Records follow. Copy every line with "size".

▶ **DATA**:

-------

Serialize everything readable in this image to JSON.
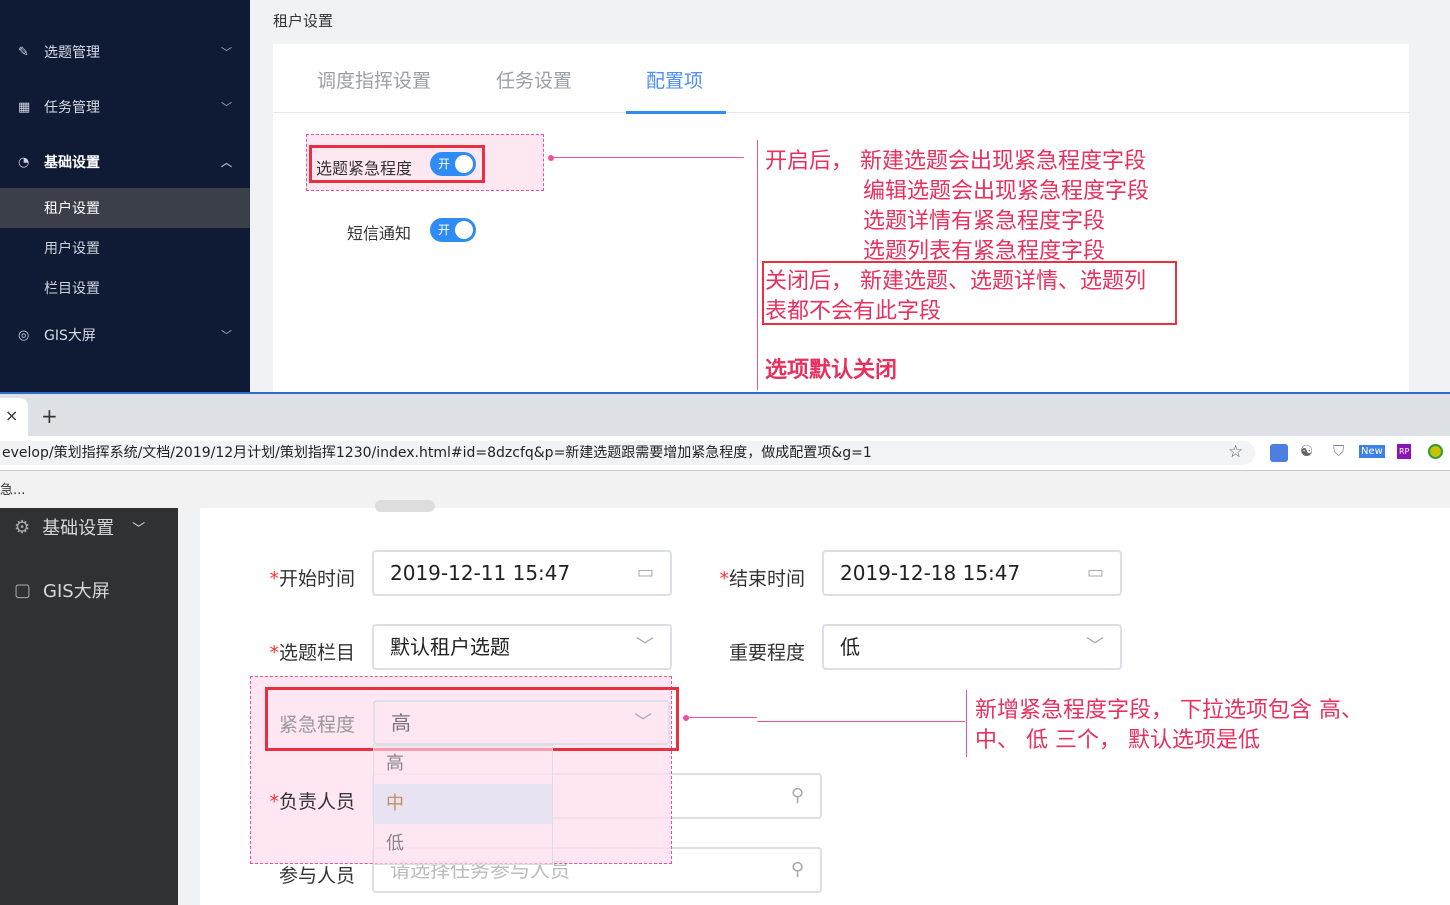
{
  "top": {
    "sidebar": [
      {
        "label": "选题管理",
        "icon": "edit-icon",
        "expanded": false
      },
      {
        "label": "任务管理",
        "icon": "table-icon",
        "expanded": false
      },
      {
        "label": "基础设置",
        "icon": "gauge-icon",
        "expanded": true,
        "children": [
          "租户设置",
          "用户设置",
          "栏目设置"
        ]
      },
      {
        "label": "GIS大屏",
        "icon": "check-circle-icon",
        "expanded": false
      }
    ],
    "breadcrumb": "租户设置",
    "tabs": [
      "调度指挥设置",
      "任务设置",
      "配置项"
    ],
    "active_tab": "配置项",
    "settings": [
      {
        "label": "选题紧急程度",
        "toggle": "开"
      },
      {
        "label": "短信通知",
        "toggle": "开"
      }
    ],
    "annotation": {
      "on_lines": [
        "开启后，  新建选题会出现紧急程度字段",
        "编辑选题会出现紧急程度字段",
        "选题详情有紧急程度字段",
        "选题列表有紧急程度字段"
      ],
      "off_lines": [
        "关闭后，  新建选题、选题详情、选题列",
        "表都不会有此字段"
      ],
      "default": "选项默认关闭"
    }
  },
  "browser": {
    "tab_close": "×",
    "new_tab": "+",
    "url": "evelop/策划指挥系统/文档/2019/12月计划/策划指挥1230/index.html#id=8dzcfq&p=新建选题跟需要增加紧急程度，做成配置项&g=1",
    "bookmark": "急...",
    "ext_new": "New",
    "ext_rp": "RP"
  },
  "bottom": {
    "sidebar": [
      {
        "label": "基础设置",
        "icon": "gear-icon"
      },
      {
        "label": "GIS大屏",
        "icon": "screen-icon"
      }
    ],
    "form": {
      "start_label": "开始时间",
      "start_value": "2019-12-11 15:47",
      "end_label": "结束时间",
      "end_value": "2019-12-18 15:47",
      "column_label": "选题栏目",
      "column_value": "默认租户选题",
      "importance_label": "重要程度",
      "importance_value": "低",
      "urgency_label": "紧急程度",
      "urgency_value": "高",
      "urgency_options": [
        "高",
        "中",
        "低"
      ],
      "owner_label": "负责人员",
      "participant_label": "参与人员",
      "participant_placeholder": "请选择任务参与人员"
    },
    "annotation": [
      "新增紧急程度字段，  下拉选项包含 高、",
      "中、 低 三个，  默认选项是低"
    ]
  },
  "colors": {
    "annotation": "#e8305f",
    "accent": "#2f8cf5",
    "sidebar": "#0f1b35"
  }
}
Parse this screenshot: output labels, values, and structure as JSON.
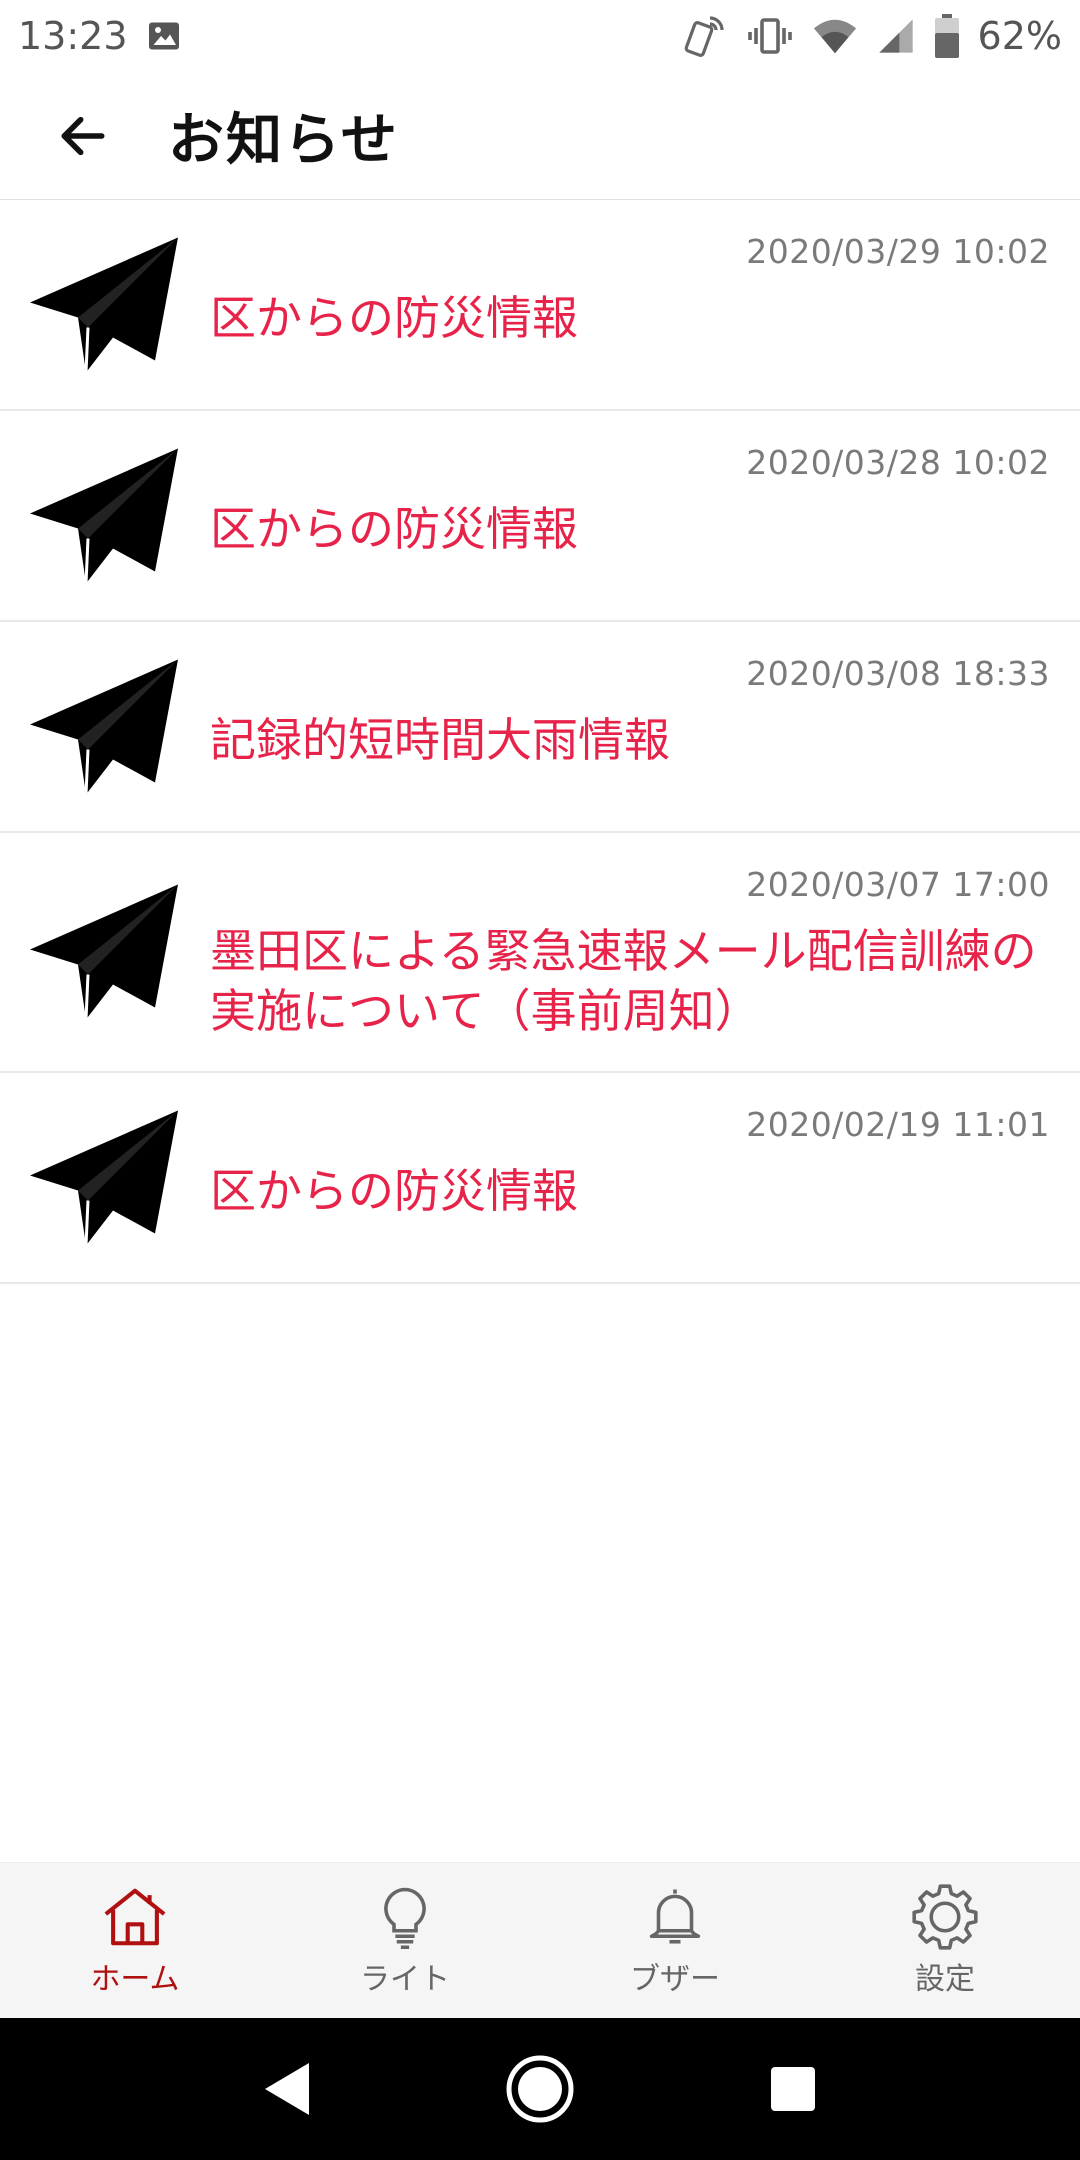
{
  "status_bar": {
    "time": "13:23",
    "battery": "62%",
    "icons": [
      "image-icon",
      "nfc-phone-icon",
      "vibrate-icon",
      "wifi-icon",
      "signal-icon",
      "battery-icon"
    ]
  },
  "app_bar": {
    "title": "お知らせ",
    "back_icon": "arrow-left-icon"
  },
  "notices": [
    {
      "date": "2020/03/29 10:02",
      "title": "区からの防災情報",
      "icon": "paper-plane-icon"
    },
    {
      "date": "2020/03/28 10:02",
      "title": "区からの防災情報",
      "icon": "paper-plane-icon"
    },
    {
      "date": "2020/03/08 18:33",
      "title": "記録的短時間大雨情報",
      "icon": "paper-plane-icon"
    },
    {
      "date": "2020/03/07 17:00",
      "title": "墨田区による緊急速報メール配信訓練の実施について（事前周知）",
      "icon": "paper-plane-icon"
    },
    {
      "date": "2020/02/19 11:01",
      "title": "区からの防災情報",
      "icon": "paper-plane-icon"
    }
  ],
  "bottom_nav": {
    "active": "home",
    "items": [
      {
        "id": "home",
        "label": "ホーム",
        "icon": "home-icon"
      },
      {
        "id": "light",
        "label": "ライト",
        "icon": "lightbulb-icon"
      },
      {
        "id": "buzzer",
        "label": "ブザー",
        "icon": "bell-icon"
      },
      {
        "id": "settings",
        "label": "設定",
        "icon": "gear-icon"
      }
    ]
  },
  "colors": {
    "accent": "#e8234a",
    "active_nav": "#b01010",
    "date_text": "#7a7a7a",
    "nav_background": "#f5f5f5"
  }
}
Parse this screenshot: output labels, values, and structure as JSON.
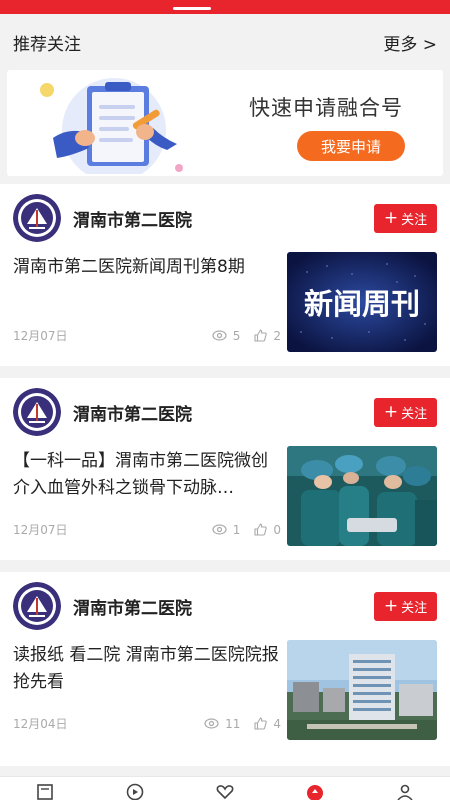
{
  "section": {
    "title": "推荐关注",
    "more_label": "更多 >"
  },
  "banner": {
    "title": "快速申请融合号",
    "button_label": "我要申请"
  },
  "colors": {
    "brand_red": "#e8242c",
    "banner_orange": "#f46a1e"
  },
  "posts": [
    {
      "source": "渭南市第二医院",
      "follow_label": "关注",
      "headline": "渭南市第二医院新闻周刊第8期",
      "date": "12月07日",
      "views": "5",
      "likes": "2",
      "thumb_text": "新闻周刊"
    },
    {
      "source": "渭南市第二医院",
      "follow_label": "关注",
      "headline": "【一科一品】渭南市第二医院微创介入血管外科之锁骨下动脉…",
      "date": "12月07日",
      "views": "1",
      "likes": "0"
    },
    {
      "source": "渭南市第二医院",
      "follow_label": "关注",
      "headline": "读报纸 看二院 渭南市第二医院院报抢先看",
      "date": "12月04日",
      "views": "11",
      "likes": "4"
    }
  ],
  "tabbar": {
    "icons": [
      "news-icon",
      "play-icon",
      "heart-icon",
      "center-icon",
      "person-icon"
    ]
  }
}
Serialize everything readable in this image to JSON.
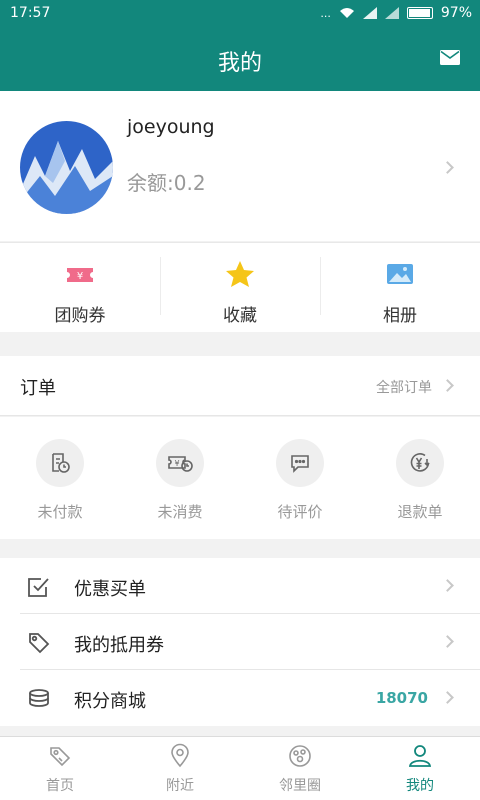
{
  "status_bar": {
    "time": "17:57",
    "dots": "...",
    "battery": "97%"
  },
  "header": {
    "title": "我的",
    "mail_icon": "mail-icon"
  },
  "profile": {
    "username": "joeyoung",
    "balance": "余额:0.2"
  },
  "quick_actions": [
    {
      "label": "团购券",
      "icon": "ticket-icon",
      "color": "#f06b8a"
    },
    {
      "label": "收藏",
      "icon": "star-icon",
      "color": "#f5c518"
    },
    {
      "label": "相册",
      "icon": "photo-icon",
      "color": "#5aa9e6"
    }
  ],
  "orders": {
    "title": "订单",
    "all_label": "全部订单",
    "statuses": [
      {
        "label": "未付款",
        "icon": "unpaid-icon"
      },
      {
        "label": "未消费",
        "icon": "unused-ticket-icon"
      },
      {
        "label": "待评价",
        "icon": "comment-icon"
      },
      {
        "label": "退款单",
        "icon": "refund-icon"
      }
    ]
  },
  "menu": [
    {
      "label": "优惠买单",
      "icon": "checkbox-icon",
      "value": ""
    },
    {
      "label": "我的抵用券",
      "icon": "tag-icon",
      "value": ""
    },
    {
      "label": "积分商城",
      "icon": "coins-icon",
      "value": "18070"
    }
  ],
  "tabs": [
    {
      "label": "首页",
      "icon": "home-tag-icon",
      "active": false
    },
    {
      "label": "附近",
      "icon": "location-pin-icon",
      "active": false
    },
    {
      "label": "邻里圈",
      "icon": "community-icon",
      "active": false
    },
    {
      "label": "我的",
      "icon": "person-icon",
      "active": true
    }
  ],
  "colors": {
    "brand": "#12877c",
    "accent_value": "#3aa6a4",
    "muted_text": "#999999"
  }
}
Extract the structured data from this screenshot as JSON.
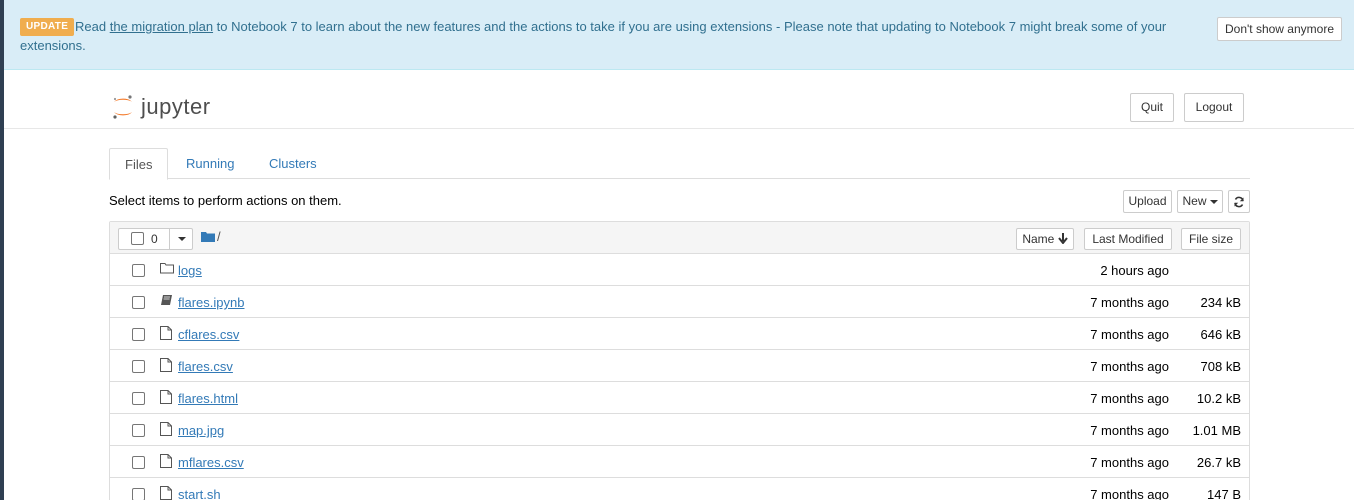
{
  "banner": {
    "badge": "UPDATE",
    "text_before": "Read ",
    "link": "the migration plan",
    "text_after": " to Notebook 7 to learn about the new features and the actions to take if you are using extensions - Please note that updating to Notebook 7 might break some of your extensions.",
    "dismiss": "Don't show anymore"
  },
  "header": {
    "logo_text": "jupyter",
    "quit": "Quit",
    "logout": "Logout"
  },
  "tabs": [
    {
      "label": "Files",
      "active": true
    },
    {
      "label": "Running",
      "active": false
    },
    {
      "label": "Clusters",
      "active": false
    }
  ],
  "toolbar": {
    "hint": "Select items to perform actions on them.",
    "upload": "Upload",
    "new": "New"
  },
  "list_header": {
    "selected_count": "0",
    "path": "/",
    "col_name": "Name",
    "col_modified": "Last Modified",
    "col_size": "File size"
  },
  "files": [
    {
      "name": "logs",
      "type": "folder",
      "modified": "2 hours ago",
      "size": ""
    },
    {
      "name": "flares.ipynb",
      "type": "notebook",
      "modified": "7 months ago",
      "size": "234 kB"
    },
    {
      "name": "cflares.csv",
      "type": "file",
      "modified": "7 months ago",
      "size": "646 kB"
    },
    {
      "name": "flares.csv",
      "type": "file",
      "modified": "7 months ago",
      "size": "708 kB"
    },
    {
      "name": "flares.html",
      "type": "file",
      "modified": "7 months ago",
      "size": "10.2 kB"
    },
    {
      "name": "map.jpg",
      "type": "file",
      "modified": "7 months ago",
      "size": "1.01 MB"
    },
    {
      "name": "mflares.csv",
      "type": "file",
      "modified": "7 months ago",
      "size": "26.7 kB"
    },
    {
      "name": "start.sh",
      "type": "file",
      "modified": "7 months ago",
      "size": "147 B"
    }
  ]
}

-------

▶ **RESULT OF THE EXERCISE**:
    "col_size": "File size"
      "size": ""
      "size": "234 kB"
      "size": "646 kB"
      "size": "708 kB"
      "size": "10.2 kB"
      "size": "1.01 MB"
      "size": "26.7 kB"
      "size": "147 B"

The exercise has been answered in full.